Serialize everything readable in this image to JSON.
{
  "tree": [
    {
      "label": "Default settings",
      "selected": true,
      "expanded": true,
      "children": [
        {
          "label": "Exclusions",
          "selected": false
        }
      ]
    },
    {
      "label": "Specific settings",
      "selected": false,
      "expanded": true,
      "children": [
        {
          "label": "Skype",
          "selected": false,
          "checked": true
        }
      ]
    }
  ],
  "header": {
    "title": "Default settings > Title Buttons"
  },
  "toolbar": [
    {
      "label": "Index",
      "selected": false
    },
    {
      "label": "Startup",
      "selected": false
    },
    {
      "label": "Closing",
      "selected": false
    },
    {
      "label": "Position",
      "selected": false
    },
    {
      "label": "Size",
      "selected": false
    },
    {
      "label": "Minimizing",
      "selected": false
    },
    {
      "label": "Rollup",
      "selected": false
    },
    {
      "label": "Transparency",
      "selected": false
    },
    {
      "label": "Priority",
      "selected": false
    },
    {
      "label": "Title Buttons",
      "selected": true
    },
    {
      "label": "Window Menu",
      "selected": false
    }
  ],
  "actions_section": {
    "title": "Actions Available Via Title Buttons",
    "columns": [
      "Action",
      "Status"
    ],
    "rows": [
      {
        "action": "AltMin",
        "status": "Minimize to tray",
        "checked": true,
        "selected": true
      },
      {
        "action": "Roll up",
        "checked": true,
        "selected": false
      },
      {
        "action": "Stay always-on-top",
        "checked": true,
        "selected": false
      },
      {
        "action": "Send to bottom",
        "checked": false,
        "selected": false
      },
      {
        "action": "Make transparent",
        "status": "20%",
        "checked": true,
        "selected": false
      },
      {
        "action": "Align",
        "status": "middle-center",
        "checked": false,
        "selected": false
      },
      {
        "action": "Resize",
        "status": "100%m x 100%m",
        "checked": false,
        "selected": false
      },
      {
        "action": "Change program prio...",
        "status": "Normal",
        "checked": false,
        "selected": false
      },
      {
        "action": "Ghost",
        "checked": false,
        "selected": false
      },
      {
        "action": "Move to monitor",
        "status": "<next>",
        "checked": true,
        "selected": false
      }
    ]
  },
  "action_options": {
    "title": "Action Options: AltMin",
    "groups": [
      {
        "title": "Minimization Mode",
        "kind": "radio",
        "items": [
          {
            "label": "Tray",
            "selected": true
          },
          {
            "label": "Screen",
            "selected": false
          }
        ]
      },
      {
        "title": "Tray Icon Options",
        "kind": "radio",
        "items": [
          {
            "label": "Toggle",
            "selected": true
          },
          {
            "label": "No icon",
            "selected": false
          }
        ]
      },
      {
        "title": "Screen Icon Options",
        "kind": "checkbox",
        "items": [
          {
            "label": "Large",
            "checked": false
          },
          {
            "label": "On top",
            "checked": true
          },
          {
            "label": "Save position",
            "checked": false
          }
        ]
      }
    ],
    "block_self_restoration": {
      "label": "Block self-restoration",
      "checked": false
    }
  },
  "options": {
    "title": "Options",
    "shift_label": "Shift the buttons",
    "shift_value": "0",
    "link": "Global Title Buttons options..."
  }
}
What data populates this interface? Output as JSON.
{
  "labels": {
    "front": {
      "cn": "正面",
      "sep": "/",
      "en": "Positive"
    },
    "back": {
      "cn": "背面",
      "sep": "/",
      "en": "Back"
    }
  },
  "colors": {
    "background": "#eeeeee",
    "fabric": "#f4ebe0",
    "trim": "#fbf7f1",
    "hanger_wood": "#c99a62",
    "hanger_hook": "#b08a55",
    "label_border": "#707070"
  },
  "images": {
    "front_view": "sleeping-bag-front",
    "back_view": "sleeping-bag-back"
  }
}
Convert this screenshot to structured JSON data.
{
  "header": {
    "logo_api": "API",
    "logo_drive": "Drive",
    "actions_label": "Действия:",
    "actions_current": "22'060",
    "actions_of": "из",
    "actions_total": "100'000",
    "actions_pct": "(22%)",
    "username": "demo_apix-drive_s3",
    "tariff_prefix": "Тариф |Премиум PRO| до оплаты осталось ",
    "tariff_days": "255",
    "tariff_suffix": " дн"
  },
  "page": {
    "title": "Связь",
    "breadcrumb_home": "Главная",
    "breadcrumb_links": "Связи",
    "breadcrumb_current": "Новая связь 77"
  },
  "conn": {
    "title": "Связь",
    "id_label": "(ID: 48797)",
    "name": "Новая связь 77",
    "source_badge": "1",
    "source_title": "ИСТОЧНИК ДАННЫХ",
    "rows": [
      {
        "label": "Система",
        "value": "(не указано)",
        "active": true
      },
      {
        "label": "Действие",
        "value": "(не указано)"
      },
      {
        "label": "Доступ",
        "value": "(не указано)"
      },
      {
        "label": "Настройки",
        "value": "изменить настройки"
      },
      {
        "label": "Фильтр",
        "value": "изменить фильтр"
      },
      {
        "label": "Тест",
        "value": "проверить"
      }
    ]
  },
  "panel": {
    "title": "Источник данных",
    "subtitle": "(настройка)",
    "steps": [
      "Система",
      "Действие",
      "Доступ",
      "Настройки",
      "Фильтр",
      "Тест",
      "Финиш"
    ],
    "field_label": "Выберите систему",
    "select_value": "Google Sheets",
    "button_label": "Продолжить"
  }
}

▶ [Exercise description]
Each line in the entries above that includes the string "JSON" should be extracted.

▶ [Result of this task]
Serialize everything readable in this image to JSON.
What data populates this interface? Output as JSON.
Convert this screenshot to structured JSON data.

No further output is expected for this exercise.